Again, use the Garand rule and cost (+1 point per base; +1 die per turn in shooting and in op/ret/HTC fire).
Such units could as easily be Raw as Veteran or Average.
It probably won’t shock the Germans the way the real things did, but it will get us closer to what probably went on.
Modelling the SVT
Nobody seems to make one in 15mm despite the weapon’s wide usage and significance.
Although the rifles on 15mm figures are quite small, the details on small arms are plainly visible and it is useful if the weapon type is properly modelled to aid recognition. The best bet is to resculpt the weapons with a sharp knife and a fine file.
Ideally you need to add a box mag slightly ahead of the trigger guard, re-detail the fore stock and capture the prominent fore sight and muzzle brake. A knife-bayonet would be good too.
(Peter Pig Russians with resculpted weapons and headswaps: I used WWI/RCW figures for these to get the puttees we see on the soldiers with automatic weapons at Stalingrad)
I had a go at some WWI/RCW types in my oddments box and the results look OK (sorry the photo is a little over-exposed, but I wanted to get a reasonably crisp shot of the weapons they are carrying for obvious reasons): hopefully they will be rendered obsolete soon by Martin Goddard making some new figures with SVTs. The magazines had to be added from modelling putty.
(1) in this context we should perhaps not forget the the Soviets were also amongst the first with rocket artillery, surface to air missiles, cluster bombs, parachute forces and were already building the KV and T34 … they were at the forefront of technology in this period.
(2) indeed, one sceptic, confronting the numbers in Finnish hands countered by saying ‘just proves they were useless … the Russians must have been chucking them away as soon as they jammed’

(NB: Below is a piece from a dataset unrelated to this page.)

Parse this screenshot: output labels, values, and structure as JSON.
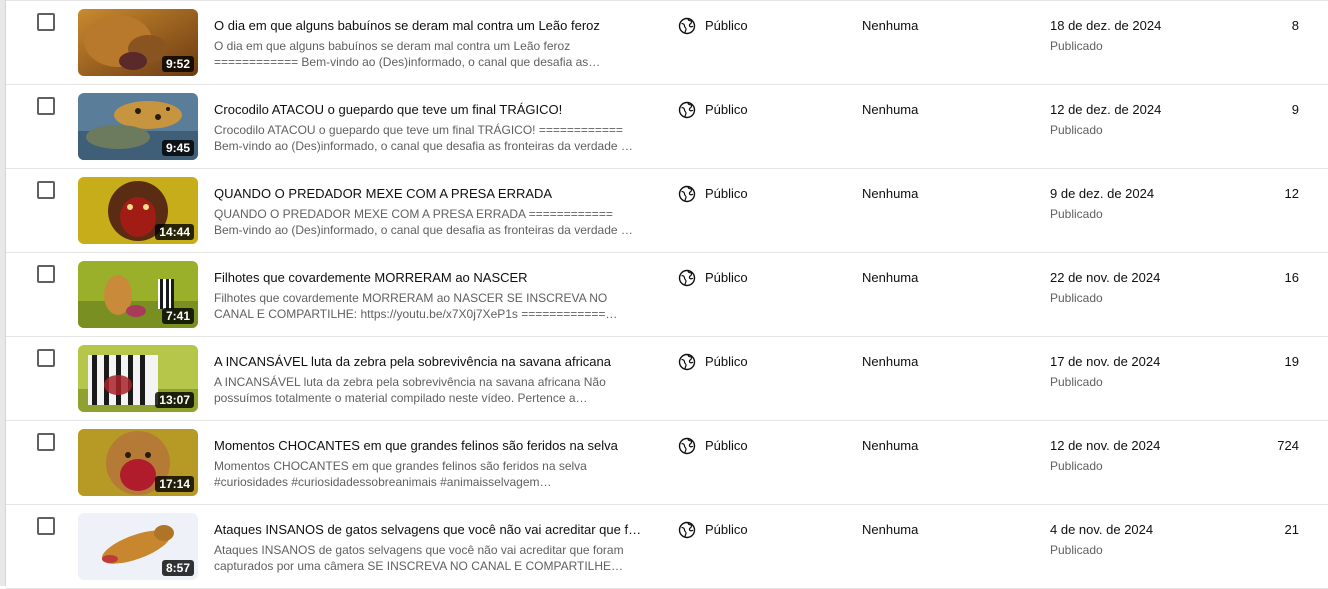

(3) also, much of the jamming mythology comes from Finnish experience with the captured weapons – given that the Finnish standard rifle ammunition was not actually the design size for the SVT (Jaegerplatoon) that may not be the rifle’s fault.
(4) between the SVT-40 family and the AK-47, of course, the Red Army briefly adopted a Simonov designed SKS.
(5) which do account for a lot of wartime pictures as they show troops generally a bit back from the danger zones (where the Press prefer to be …).
(6) if you require a rule to be added to the Russian Company lists, delete the second line in the top box on ‘Russian Rifle Company 1939-1942’ (up to 2 rifle groups ...) and replace with
‘Up to 4 rifle groups per platoon may be replaced with SMG or self loading rifles – all if the Company is of Naval, Airborne or Motorised infantry’
… and in the ‘Infantry Platoon’ box, change the Platoon commander group to ‘(SMG or self-loading rifle)’
Zaloga: The Red Army Handbook; Soviet Army Uniforms in WWII; Rottman: Stalingrad Inferno; Walsh: Stalingrad 1942 -1943; Google Images; (amongst many other casual searches) … http://www.ww2photomuseum.com/GerRusArms1.html; http://en.wikipedia.org/wiki/SVT-40; http://www.gunpics.net/russian/svt40/svt40.html; http://www.jaegerplatoon.net/RIFLES4.htm